Author: James Riley
Series: Story Thieves #1
My rating: 4.5 of 5 stars
Shelves: Recipe for awesomesauce, more please, fantasy/pnr/everything untoward
Life is boring when you live in the real world, instead of starring in your own book series. Owen knows that better than anyone, what with the real world’s homework and chores. But everything changes the day Owen sees the impossible happen— his classmate Bethany climb out of a book in the library. It turns out Bethany’s half-fictional and has been searching every book she can find for her missing father, a fictional character. Bethany can’t let anyone else learn her secret, so Owen makes her a deal: All she has to do is take him into a book in Owen’s favorite Kiel Gnomenfoot series, and he’ll never say a word. Besides, visiting the book might help Bethany find her father… …Or it might just destroy the Kiel Gnomenfoot series, reveal Bethany’s secret to the entire world, and force Owen to live out Kiel Gnomenfoot’s final (very final) adventure.
And then everything exploded into fire and chaos and awesome.
Ha! is all I want to say to my 2014 self. HA! With Story Thieves, I’ve come to fully embrace the new year. I think. See, last year I picked up my kindle to read the book, only to put it down in favor of reading Harry Potter and the Deathly Hallows. AGAIN. Which I don’t regret but later on, and blah blah blah, you don’t care, I don’t.
What do I say? Ummm… this is totally an awesome book! I haven’t fangirled so hard about anything besides Game of Thrones and Calculus* in recent memory, going so far as to do some ninja-style-dancing which prompted my brother to kick me. He’s the real ninja.
Story Thieves, in as pretentious terms as I can manage, is a story about the differences between reality and fiction, and lack thereof. Simply put: Owen, he who sits in math class and loves to fanboy hard, gets a chance to save the hero of his hero, and then play the part of his hero. Bethany, she who skirts the edges of fun, after much cajoling and running and shouting and saving the world, finally gives in and acts a bit fictional to save reality.
In all, it’s a clever and emotional and action-packed book with characters as similar to you and me as can be if we were all tweens (I think) who hated math.

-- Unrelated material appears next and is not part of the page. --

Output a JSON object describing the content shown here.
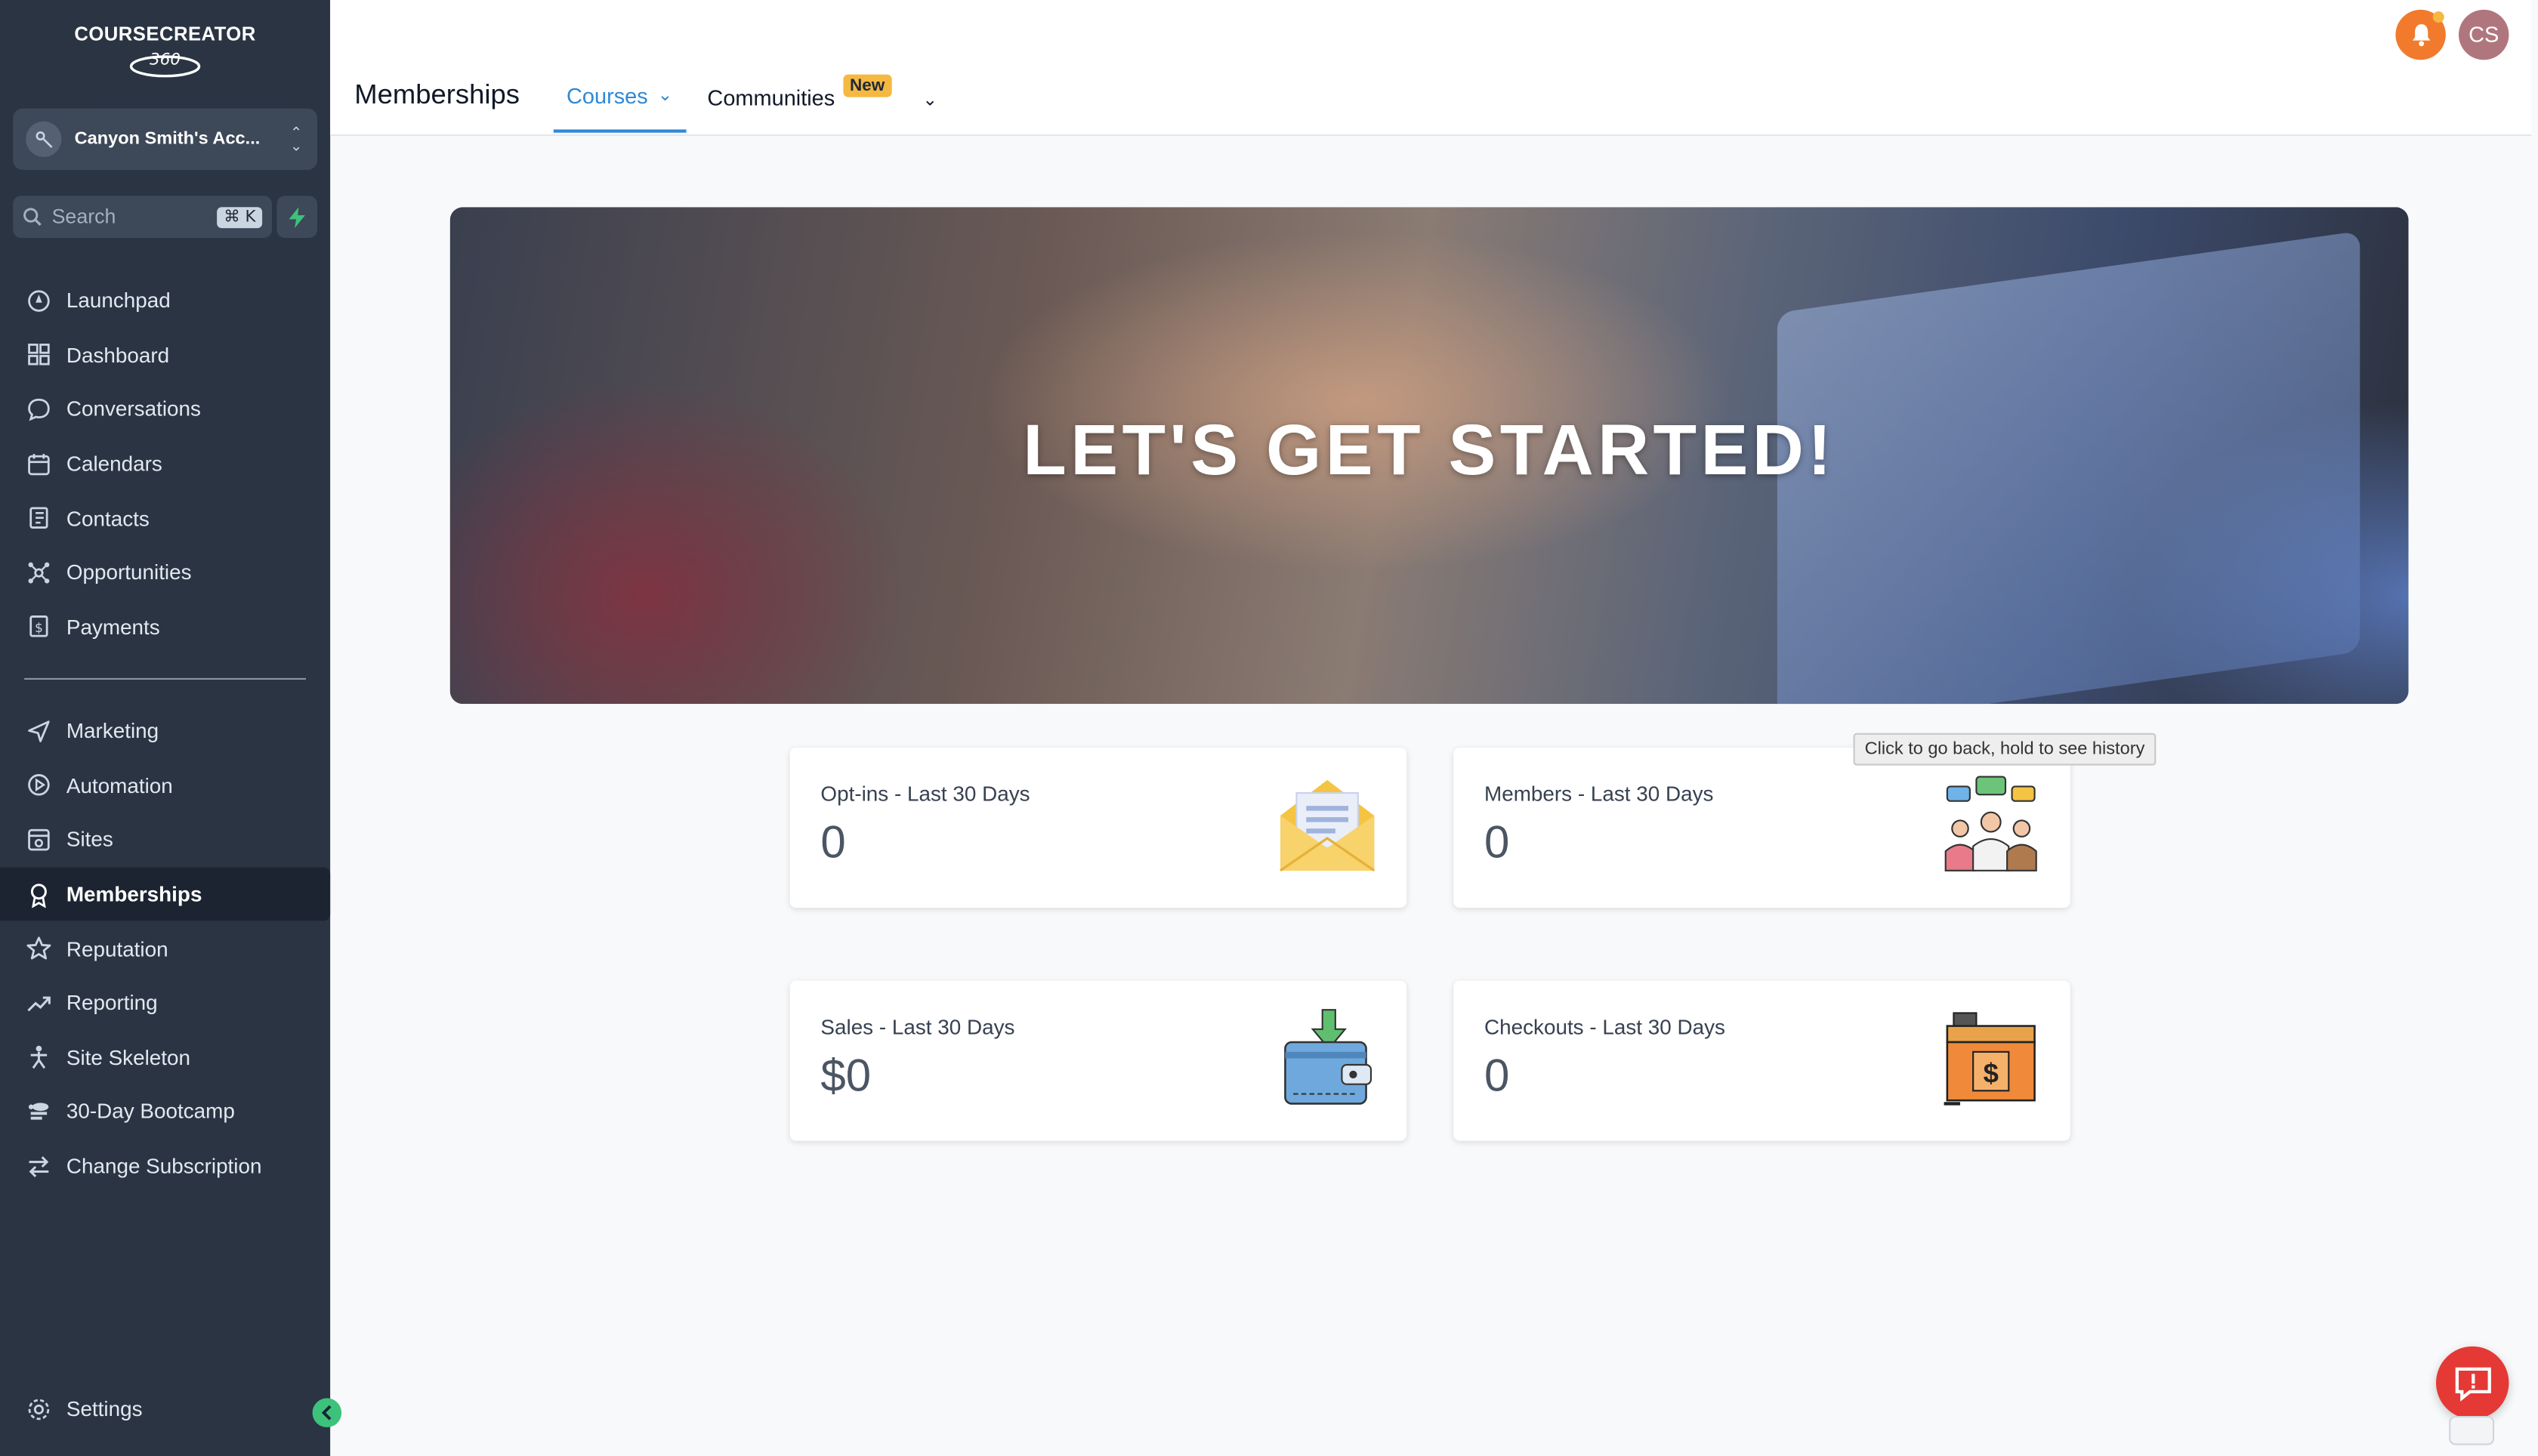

“It worked. And it worked because I embraced the problems and made it work for me.That’s real magic.”
“No. Real magic is when you make something happen that’s physically impossible.”

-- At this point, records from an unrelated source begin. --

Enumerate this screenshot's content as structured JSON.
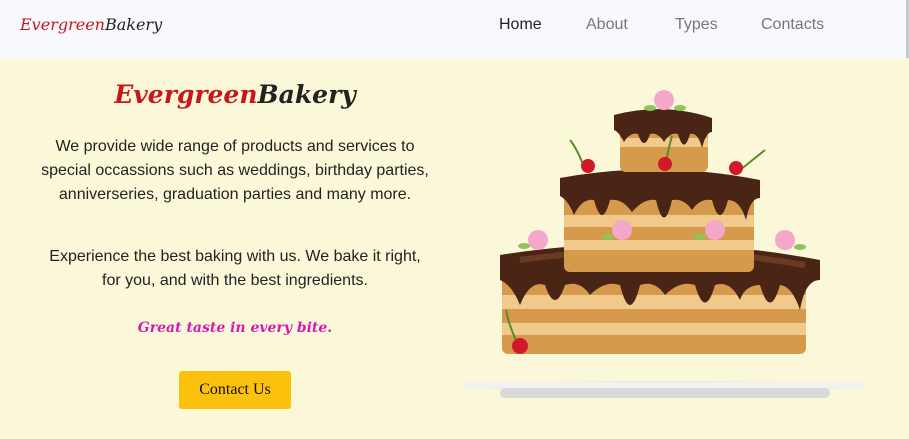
{
  "navbar": {
    "brand_part1": "Evergreen",
    "brand_part2": "Bakery",
    "links": [
      "Home",
      "About",
      "Types",
      "Contacts"
    ],
    "active": "Home"
  },
  "hero": {
    "title_part1": "Evergreen",
    "title_part2": "Bakery",
    "paragraph1": "We provide wide range of products and services to special occassions such as weddings, birthday parties, anniverseries, graduation parties and many more.",
    "paragraph2": "Experience the best baking with us. We bake it right, for you, and with the best ingredients.",
    "tagline": "Great taste in every bite.",
    "contact_button": "Contact Us"
  },
  "colors": {
    "background": "#fbf8d9",
    "navbar": "#f8f9fc",
    "brand_red": "#c8161d",
    "tagline_pink": "#d51ab0",
    "button_yellow": "#fcc10c"
  },
  "image": {
    "name": "chocolate-cake-icon"
  }
}
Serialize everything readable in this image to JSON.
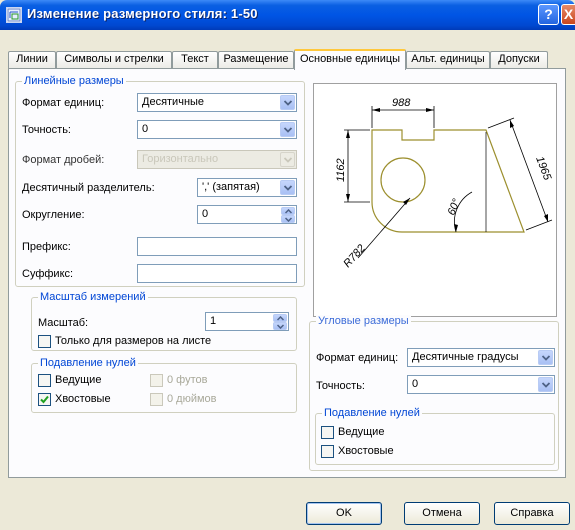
{
  "window": {
    "title": "Изменение размерного стиля: 1-50",
    "help_glyph": "?",
    "close_glyph": "X"
  },
  "tabs": [
    {
      "label": "Линии"
    },
    {
      "label": "Символы и стрелки"
    },
    {
      "label": "Текст"
    },
    {
      "label": "Размещение"
    },
    {
      "label": "Основные единицы"
    },
    {
      "label": "Альт. единицы"
    },
    {
      "label": "Допуски"
    }
  ],
  "linear": {
    "title": "Линейные размеры",
    "unit_format_label": "Формат единиц:",
    "unit_format_value": "Десятичные",
    "precision_label": "Точность:",
    "precision_value": "0",
    "fraction_format_label": "Формат дробей:",
    "fraction_format_value": "Горизонтально",
    "decimal_sep_label": "Десятичный разделитель:",
    "decimal_sep_value": "',' (запятая)",
    "roundoff_label": "Округление:",
    "roundoff_value": "0",
    "prefix_label": "Префикс:",
    "prefix_value": "",
    "suffix_label": "Суффикс:",
    "suffix_value": ""
  },
  "scale": {
    "title": "Масштаб измерений",
    "scale_label": "Масштаб:",
    "scale_value": "1",
    "layout_only_label": "Только для размеров на листе",
    "layout_only_checked": false
  },
  "linear_zero": {
    "title": "Подавление нулей",
    "leading_label": "Ведущие",
    "leading_checked": false,
    "trailing_label": "Хвостовые",
    "trailing_checked": true,
    "feet_label": "0 футов",
    "inches_label": "0 дюймов"
  },
  "preview": {
    "dim_top": "988",
    "dim_left": "1162",
    "dim_right": "1965",
    "dim_angle": "60°",
    "dim_radius": "R782"
  },
  "angular": {
    "title": "Угловые размеры",
    "unit_format_label": "Формат единиц:",
    "unit_format_value": "Десятичные градусы",
    "precision_label": "Точность:",
    "precision_value": "0"
  },
  "angular_zero": {
    "title": "Подавление нулей",
    "leading_label": "Ведущие",
    "leading_checked": false,
    "trailing_label": "Хвостовые",
    "trailing_checked": false
  },
  "buttons": {
    "ok": "OK",
    "cancel": "Отмена",
    "help": "Справка"
  },
  "colors": {
    "title_bar": "#0055e5",
    "group_title": "#0046d5",
    "preview_geometry": "#9c8f2e",
    "check_mark": "#21a121",
    "active_tab_highlight": "#ffc83c"
  }
}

“Well, sure, that too. That’s real magic. But this is realer magic.”
“No, it’s not that either. The word doesn’t even exist.”
“So, in a away, that word is magic, by your definition.”
It pokes fun and fingers through cliches and tropes about story characters, then full-on embraces them. Hell, the story makes use of plot holes to complete the plot. And hats off to THAT!
More to the point: There are side characters whose full depths we perhaps never truly realize until we confront them ourselves–that’s what James Riley shows, in the fictional world in his fictional story within this fictional story.
Owen plays the part of Kiel Gnomenfoot, dying and being saved by dumb luck, solely on the conviction that it’s a book, and nothing truly bad can happen. However, as he plods along, it turns out that the book gets progressively darker. And in the end, it’s the reality that he’s faced, has lived in, has conditioned him which ends up saving him.
And Bethany, who is half-fictional and can dive into stories, becomes a little more fictional in her life. Embraces the impossible.
“You don’t ever speak to me again, do you understand? And if you ever tell anyone about me, I’ll find the deepest, darkest math book I can find, and drop you into the most boring part!”
She’s truly formidable.
Like I said: clever, clever book. Not the clever of books like Little Bee but you know, I found kernels of secrets and irony and realism that even now make me giggle.
The story within the story is, from a space-eagle’s perspective with poor eyesight, about an inter-planetary war between Magisteria, world of magic and imagination and chaos, and Quanterium, world of science and order and innovation. It’s a thought-out, quirky world and I truly appreciated the fact that I got to finish its story, that the author had me invested in it so fast, so hard.
It’s funny, sad, poignant and full of awesome. These are characters you understand, who make you laugh and smile and giggle all in one breath, whom you sometimes would prefer to throw out of the book. They’re not as fleshed out and/or complicated as the last what? Thomas Hardy book you read. But I loved it. I loved it. And you should read it tooooooooooo!
There ARE so many plotholes and questions I’d like to ask and consequences that weren’t dealt with but I think the last was kinda one of the points of this ordeal our characters went through and to the rest, well I still love it, don’t I?
There are tidbits about life and librarians, too.
“Don’t worry. Maybe you just haven’t found your favorite book yet. I honestly don’t think anyone has. Just when you think you might have a favorite, something better comes along.”
So true. (Also The Piper’s Son or gtfo.)
“I’m really happy to have gotten to know you.”
Thank you thank you thank you to the people at Aladdin who rose up like a genie from a bottle in mist and clouds and fog, to present the best book I’ve read in 2015 so far.
*Probably, Owen and Bethany won’t be big fans of mine.